(Data records)
----
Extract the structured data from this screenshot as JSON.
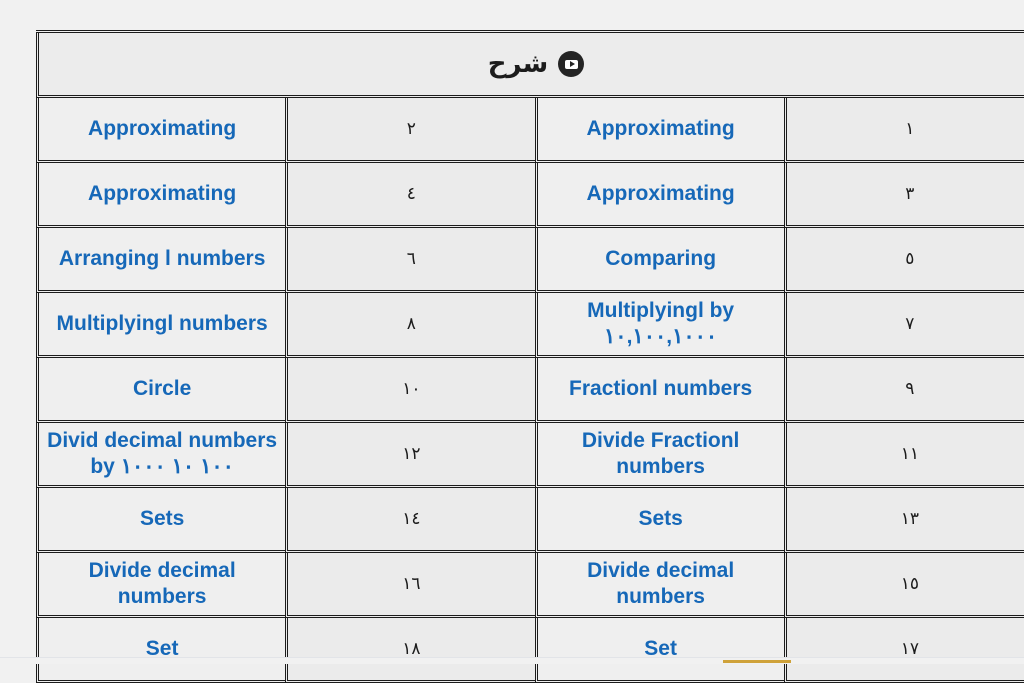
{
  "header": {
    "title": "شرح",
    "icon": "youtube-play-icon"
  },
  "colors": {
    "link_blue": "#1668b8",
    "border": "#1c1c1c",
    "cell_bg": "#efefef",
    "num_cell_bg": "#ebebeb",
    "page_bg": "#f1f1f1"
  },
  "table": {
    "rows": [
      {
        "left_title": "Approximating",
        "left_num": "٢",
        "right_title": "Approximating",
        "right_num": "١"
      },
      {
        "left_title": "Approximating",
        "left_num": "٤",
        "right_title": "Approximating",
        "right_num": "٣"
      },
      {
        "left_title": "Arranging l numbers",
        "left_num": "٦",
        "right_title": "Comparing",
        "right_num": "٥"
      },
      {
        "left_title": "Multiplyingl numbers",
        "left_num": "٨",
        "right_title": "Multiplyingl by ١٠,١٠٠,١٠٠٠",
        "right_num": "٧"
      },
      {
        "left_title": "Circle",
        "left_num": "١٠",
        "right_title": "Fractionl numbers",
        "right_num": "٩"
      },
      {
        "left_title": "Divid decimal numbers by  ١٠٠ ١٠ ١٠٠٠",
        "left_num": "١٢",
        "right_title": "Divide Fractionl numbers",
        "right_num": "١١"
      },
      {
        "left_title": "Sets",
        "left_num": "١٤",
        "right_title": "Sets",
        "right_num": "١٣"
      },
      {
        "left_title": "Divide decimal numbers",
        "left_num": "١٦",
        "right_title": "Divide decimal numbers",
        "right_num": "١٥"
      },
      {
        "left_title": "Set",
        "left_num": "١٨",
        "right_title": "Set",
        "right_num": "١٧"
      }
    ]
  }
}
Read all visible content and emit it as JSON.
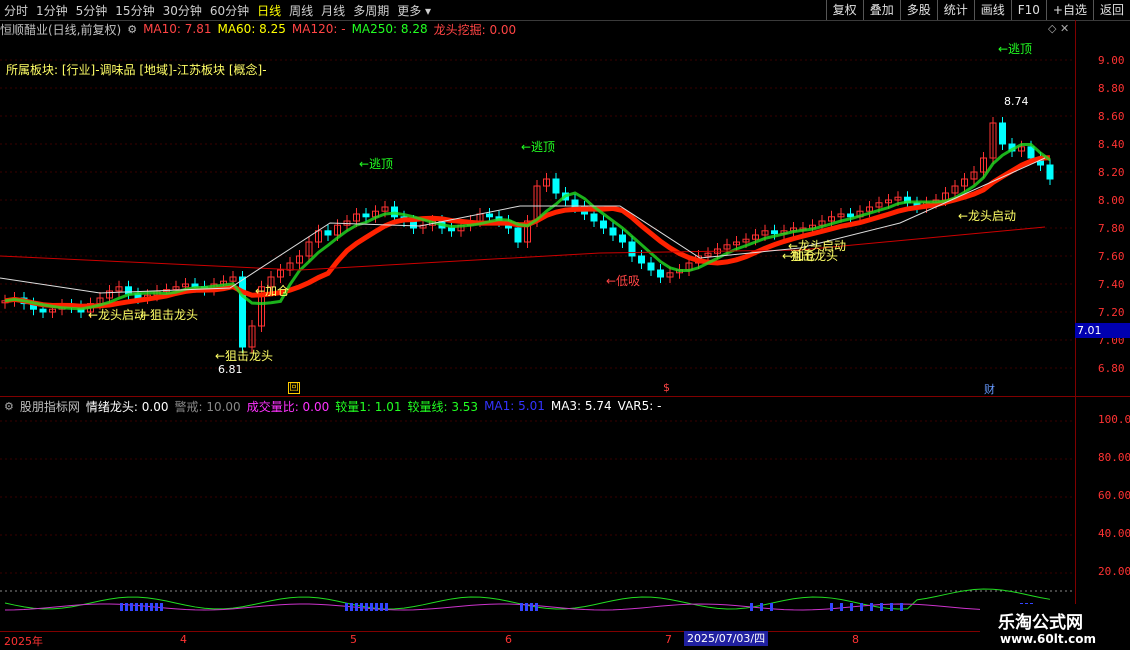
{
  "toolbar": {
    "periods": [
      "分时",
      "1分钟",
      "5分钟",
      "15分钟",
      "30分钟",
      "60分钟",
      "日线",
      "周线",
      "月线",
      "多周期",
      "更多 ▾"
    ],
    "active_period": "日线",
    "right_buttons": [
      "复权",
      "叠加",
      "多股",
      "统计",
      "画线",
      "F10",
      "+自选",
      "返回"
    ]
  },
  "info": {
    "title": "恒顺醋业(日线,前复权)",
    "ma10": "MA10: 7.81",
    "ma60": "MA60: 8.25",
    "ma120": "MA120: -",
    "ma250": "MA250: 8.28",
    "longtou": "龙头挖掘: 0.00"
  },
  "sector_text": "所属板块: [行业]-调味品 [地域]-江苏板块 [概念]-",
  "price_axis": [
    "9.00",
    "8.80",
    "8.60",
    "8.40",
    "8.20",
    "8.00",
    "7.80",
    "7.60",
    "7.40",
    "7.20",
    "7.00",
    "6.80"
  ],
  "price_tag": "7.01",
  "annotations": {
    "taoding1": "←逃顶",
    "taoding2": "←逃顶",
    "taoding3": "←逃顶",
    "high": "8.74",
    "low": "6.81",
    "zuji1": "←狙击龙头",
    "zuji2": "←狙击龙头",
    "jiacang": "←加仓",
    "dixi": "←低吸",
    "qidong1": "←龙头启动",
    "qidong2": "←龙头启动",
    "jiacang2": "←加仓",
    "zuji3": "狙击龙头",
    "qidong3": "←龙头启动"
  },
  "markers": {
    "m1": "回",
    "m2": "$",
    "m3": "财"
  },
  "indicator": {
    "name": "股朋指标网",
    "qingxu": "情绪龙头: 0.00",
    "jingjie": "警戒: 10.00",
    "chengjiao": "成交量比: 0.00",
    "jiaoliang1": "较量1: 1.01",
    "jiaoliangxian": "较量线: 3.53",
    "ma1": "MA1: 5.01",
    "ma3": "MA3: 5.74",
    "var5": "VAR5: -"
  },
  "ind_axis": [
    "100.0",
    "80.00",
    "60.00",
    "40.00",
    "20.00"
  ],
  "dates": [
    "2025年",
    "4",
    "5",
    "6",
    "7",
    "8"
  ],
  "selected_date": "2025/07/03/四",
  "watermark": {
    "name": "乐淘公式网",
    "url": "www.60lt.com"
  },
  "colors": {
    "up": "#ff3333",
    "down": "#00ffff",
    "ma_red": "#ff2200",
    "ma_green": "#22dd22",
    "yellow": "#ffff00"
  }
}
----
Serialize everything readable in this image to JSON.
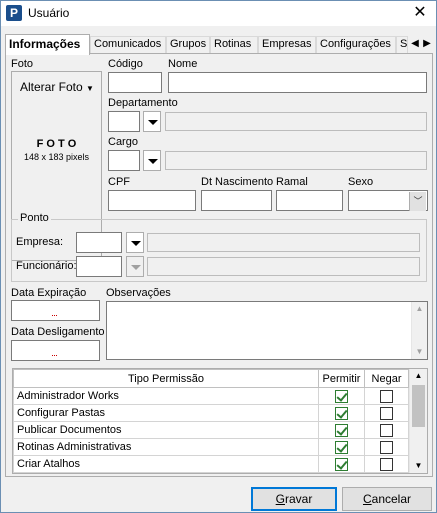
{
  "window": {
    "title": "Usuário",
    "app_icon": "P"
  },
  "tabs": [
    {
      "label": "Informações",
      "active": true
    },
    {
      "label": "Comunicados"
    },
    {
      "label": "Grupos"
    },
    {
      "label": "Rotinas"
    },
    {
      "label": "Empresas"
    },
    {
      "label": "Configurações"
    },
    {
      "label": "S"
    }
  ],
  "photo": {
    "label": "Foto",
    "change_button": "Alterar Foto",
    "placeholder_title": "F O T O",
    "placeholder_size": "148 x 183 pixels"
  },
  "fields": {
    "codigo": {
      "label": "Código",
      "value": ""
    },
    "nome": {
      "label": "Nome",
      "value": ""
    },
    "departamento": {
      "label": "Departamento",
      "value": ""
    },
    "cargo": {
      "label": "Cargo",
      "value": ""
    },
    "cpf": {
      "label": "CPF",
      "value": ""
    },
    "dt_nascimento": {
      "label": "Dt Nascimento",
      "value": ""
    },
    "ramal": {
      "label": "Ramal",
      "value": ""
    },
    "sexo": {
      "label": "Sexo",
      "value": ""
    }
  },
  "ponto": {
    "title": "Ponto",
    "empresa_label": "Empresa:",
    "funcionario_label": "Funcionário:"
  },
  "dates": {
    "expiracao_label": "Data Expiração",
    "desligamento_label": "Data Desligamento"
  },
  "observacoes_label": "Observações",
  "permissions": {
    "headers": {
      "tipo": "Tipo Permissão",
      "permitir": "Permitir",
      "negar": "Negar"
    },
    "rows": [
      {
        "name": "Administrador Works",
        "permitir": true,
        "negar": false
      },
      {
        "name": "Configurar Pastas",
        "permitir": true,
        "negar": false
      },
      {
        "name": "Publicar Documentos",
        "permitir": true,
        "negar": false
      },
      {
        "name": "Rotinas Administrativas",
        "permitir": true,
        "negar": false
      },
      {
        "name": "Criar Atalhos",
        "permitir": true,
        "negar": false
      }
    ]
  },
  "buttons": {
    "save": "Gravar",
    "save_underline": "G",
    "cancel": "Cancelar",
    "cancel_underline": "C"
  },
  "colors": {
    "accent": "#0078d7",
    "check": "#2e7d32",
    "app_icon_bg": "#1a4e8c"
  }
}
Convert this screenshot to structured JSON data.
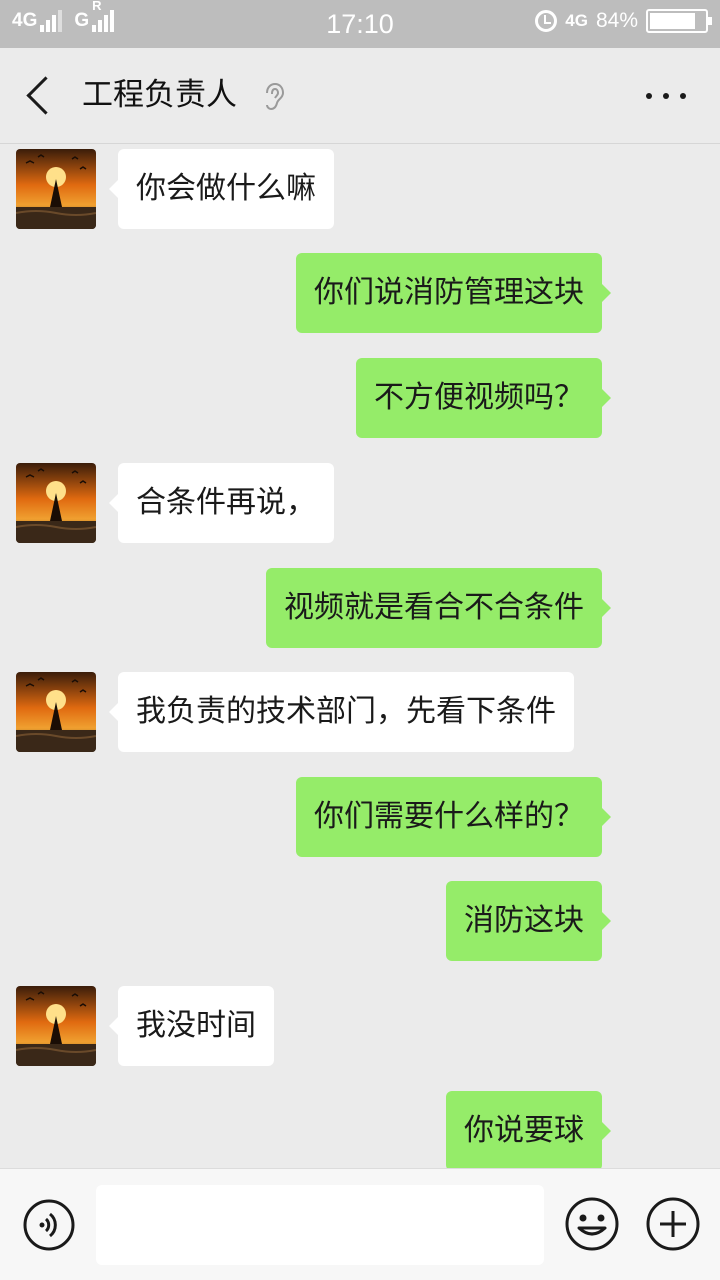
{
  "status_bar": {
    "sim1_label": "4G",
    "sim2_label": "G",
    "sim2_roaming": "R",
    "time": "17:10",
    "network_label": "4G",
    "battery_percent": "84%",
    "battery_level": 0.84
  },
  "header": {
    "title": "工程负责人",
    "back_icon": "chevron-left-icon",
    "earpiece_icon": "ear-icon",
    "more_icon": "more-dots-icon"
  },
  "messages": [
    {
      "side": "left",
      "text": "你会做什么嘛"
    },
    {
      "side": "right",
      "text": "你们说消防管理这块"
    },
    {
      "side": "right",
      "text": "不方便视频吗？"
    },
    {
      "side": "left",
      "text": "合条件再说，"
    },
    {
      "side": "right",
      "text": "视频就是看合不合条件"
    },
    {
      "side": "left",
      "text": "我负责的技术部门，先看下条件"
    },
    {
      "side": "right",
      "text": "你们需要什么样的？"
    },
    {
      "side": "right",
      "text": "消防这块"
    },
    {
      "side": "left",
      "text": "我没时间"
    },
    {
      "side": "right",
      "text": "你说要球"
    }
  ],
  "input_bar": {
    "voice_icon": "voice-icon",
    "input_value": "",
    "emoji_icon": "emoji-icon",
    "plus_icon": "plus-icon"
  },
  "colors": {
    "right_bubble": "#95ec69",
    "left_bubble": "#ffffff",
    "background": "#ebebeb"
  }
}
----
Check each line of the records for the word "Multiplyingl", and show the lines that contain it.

• ANSWER FOR THIS EXERCISE
        "left_title": "Multiplyingl numbers",
        "right_title": "Multiplyingl by ١٠,١٠٠,١٠٠٠",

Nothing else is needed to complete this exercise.